▸ PROBLEM STATEMENT
The records below need to come back exactly as they are, pictures omitted.

(DATASET)

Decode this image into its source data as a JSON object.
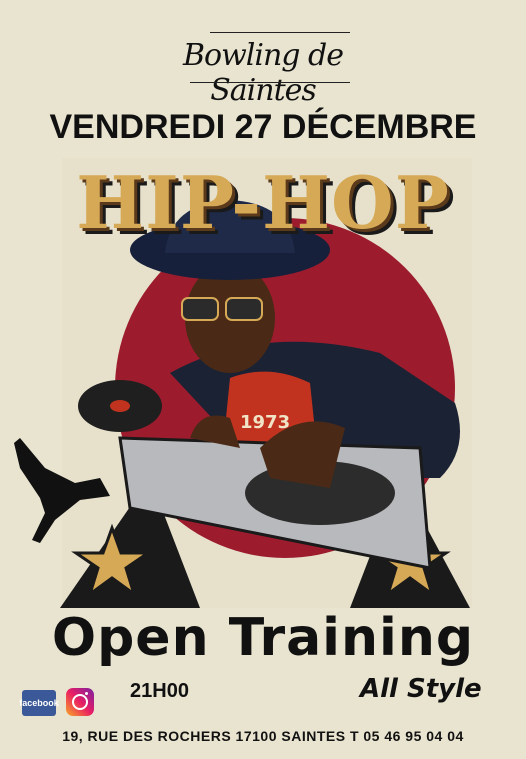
{
  "logo": {
    "text": "Bowling de Saintes"
  },
  "event": {
    "date": "VENDREDI 27 DÉCEMBRE",
    "headline": "HIP-HOP",
    "title": "Open Training",
    "time": "21H00",
    "style": "All Style",
    "shirt_number": "1973"
  },
  "social": {
    "facebook_label": "facebook"
  },
  "footer": {
    "address": "19, RUE DES ROCHERS 17100 SAINTES T 05 46 95 04 04"
  },
  "colors": {
    "background": "#e9e4d0",
    "headline": "#d6a956",
    "circle": "#9c1c2e",
    "accent": "#c2331f"
  }
}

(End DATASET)

▸ SOLUTION
Decode this image into its source data as a JSON object.
{
  "logo": {
    "text": "Bowling de Saintes"
  },
  "event": {
    "date": "VENDREDI 27 DÉCEMBRE",
    "headline": "HIP-HOP",
    "title": "Open Training",
    "time": "21H00",
    "style": "All Style",
    "shirt_number": "1973"
  },
  "social": {
    "facebook_label": "facebook"
  },
  "footer": {
    "address": "19, RUE DES ROCHERS 17100 SAINTES T 05 46 95 04 04"
  },
  "colors": {
    "background": "#e9e4d0",
    "headline": "#d6a956",
    "circle": "#9c1c2e",
    "accent": "#c2331f"
  }
}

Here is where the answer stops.